“(14) A question connected with these is whether numbers and bodies and planes and points are substances of a kind, or not. If they are not, it baffles us to say what being is and what the substances of things are. For modifications and movements and relations and dispositions and ratios do not seem to indicate the substance of anything; for all are predicated of a subject, and none is a ‘this’. And as to the things which might seem most of all to indicate substance, water and earth and fire and air, of which composite bodies consist, heat and cold and the like are modifications of these, not substances, and the body which is thus modified alone persists as something real and as a substance. But, on the other hand, the body is surely less of a substance than the surface, and the surface than the line, and the line than the unit and the point. For the body is bounded by these; and they are thought to be capable of existing without body, but body incapable of existing without these. This is why, while most of the philosophers and the earlier among them thought that substance and being were identical with body, and that all other things were modifications of this, so that the first principles of the bodies were the first principles of being, the more recent and those who were held to be wiser thought numbers were the first principles. As we said, then, if these are not substance, there is no substance and no being at all; for the accidents of these it cannot be right to call beings.
“But if this is admitted, that lines and points are substance more than bodies, but we do not see to what sort of bodies these could belong (for they cannot be in perceptible bodies), there can be no substance.-Further, these are all evidently divisions of body,-one in breadth, another in depth, another in length. Besides this, no sort of shape is present in the solid more than any other; so that if the Hermes is not in the stone, neither is the half of the cube in the cube as something determinate; therefore the surface is not in it either; for if any sort of surface were in it, the surface which marks off the half of the cube would be in it too. And the same account applies to the line and to the point and the unit. Therefore, if on the one hand body is in the highest degree substance, and on the other hand these things are so more than body, but these are not even instances of substance, it baffles us to say what being is and what the substance of things is.-For besides what has been said, the questions of generation and instruction confront us with further paradoxes. For if substance, not having existed before, now exists, or having existed before, afterwards does not exist, this change is thought to be accompanied by a process of becoming or perishing; but points and lines and surfaces cannot be in process either of becoming or of perishing, when they at one time exist and at another do not. For when bodies come into contact or are divided, their boundaries simultaneously become one in the one case when they touch, and two in the other-when they are divided; so that when they have been put together one boundary does not exist but has perished, and when they have been divided the boundaries exist which before did not exist (for it cannot be said that the point, which is indivisible, was divided into two). And if the boundaries come into being and cease to be, from what do they come into being?

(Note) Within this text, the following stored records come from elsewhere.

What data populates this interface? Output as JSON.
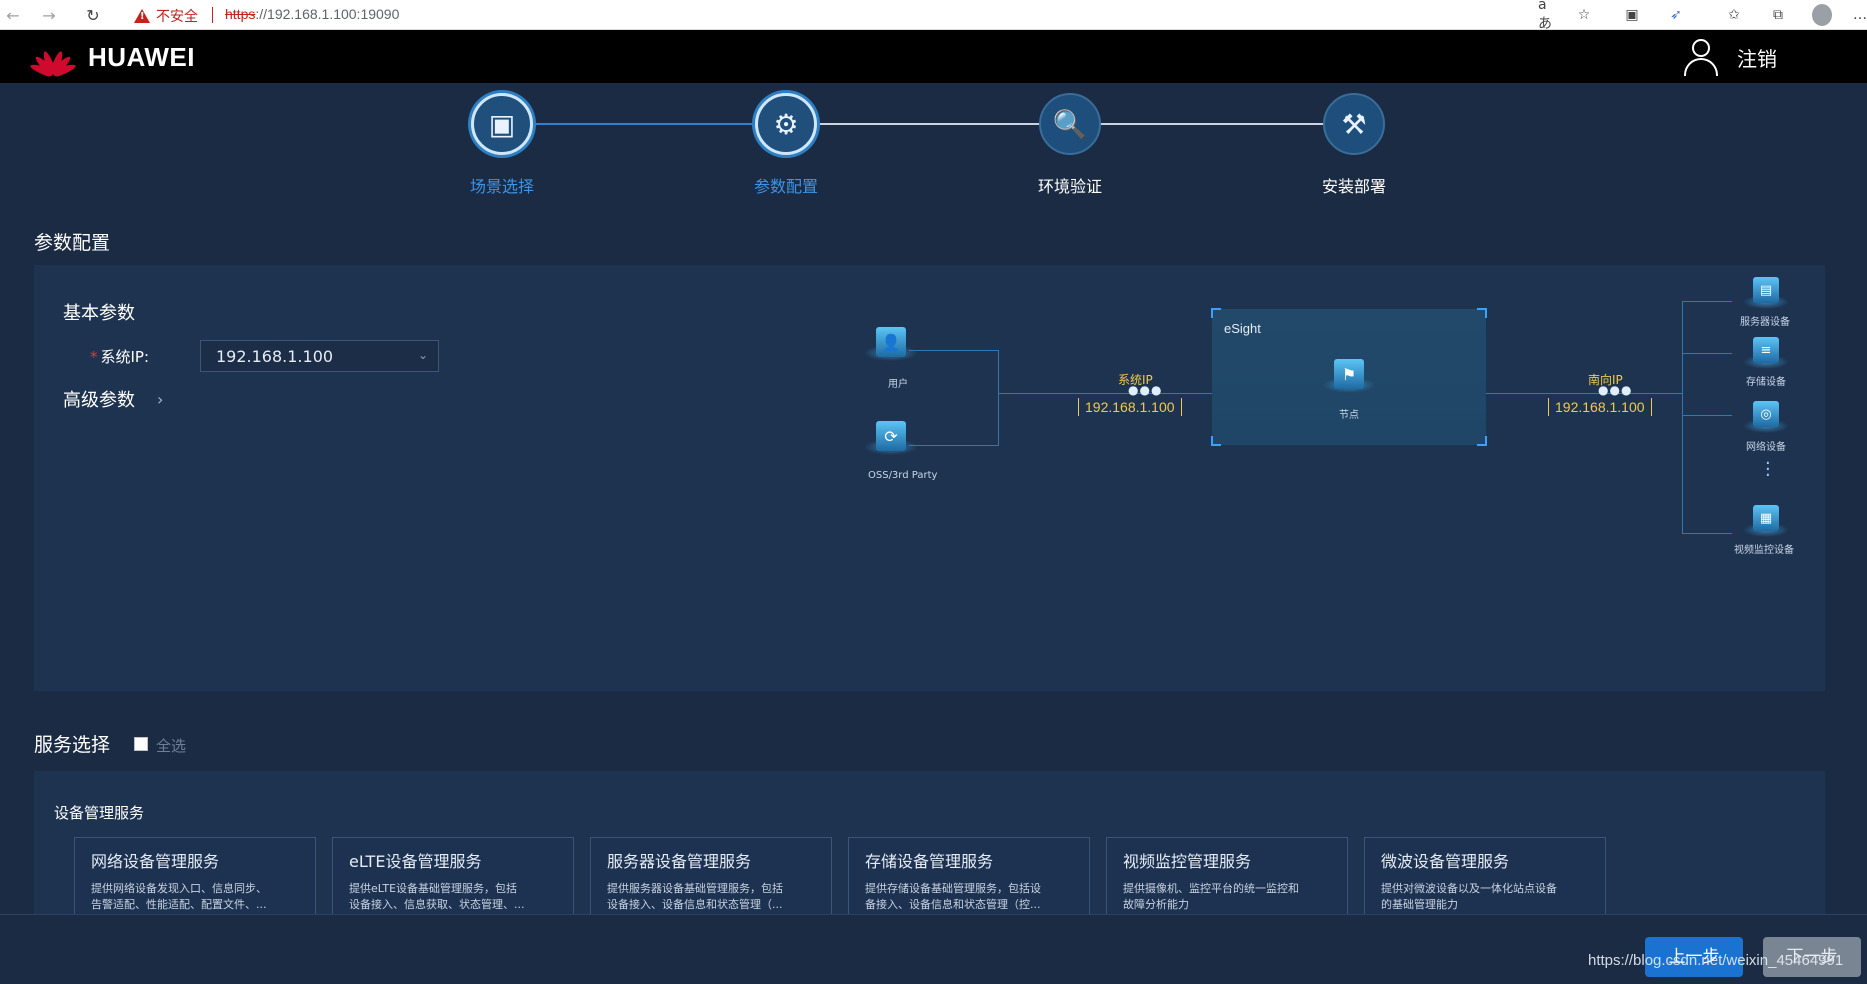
{
  "browser": {
    "security_label": "不安全",
    "url_protocol": "https",
    "url_rest": "://192.168.1.100:19090"
  },
  "header": {
    "brand": "HUAWEI",
    "logout": "注销"
  },
  "steps": [
    {
      "label": "场景选择",
      "state": "done",
      "icon": "scene-icon"
    },
    {
      "label": "参数配置",
      "state": "current",
      "icon": "gear-icon"
    },
    {
      "label": "环境验证",
      "state": "pending",
      "icon": "verify-icon"
    },
    {
      "label": "安装部署",
      "state": "pending",
      "icon": "deploy-icon"
    }
  ],
  "param_section": {
    "title": "参数配置",
    "basic_title": "基本参数",
    "ip_label": "系统IP:",
    "ip_value": "192.168.1.100",
    "advanced_title": "高级参数"
  },
  "topology": {
    "user_label": "用户",
    "oss_label": "OSS/3rd Party",
    "esight_label": "eSight",
    "node_label": "节点",
    "sys_ip_label": "系统IP",
    "sys_ip_value": "192.168.1.100",
    "south_ip_label": "南向IP",
    "south_ip_value": "192.168.1.100",
    "devices": [
      "服务器设备",
      "存储设备",
      "网络设备",
      "视频监控设备"
    ]
  },
  "service_section": {
    "title": "服务选择",
    "select_all": "全选",
    "category": "设备管理服务",
    "cards": [
      {
        "title": "网络设备管理服务",
        "desc1": "提供网络设备发现入口、信息同步、",
        "desc2": "告警适配、性能适配、配置文件、..."
      },
      {
        "title": "eLTE设备管理服务",
        "desc1": "提供eLTE设备基础管理服务，包括",
        "desc2": "设备接入、信息获取、状态管理、..."
      },
      {
        "title": "服务器设备管理服务",
        "desc1": "提供服务器设备基础管理服务，包括",
        "desc2": "设备接入、设备信息和状态管理（..."
      },
      {
        "title": "存储设备管理服务",
        "desc1": "提供存储设备基础管理服务，包括设",
        "desc2": "备接入、设备信息和状态管理（控..."
      },
      {
        "title": "视频监控管理服务",
        "desc1": "提供摄像机、监控平台的统一监控和",
        "desc2": "故障分析能力"
      },
      {
        "title": "微波设备管理服务",
        "desc1": "提供对微波设备以及一体化站点设备",
        "desc2": "的基础管理能力"
      }
    ]
  },
  "footer": {
    "prev": "上一步",
    "next": "下一步"
  },
  "watermark": "https://blog.csdn.net/weixin_45464991",
  "colors": {
    "accent": "#1a73d1",
    "active_step": "#3d94e6",
    "ip_tag": "#f2c94c",
    "brand_red": "#cf0a2c"
  }
}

A similar account may also be given of the ‘now’ in time; for this also cannot be in process of coming into being or of ceasing to be, but yet seems to be always different, which shows that it is not a substance. And evidently the same is true of points and lines and planes; for the same argument applies, since they are all alike either limits or divisions.
Part 6 ”
“In general one might raise the question why after all, besides perceptible things and the intermediates, we have to look for another class of things, i.e. the Forms which we posit. If it is for this reason, because the objects of mathematics, while they differ from the things in this world in some other respect, differ not at all in that there are many of the same kind, so that their first principles cannot be limited in number (just as the elements of all the language in this sensible world are not limited in number, but in kind, unless one takes the elements of this individual syllable or of this individual articulate sound-whose elements will be limited even in number; so is it also in the case of the intermediates; for there also the members of the same kind are infinite in number), so that if there are not-besides perceptible and mathematical objects-others such as some maintain the Forms to be, there will be no substance which is one in number, but only in kind, nor will the first principles of things be determinate in number, but only in kind:-if then this must be so, the Forms also must therefore be held to exist. Even if those who support this view do not express it articulately, still this is what they mean, and they must be maintaining the Forms just because each of the Forms is a substance and none is by accident.
“But if we are to suppose both that the Forms exist and that the principles are one in number, not in kind, we have mentioned the impossible results that necessarily follow.
“(13) Closely connected with this is the question whether the elements exist potentially or in some other manner. If in some other way, there will be something else prior to the first principles; for the potency is prior to the actual cause, and it is not necessary for everything potential to be actual.-But if the elements exist potentially, it is possible that everything that is should not be. For even that which is not yet is capable of being; for that which is not comes to be, but nothing that is incapable of being comes to be.
“(12) We must not only raise these questions about the first principles, but also ask whether they are universal or what we call individuals. If they are universal, they will not be substances; for everything that is common indicates not a ‘this’ but a ‘such’, but substance is a ‘this’. And if we are to be allowed to lay it down that a common predicate is a ‘this’ and a single thing, Socrates will be several animals-himself and ‘man’ and ‘animal’, if each of these indicates a ‘this’ and a single thing.
“If, then, the principles are universals, these universal. Therefore if there is to be results follow; if they are not universals but of knowledge of the principles there must be the nature of individuals, they will not be other principles prior to them, namely those knowable; for the knowledge of anything is that are universally predicated of them.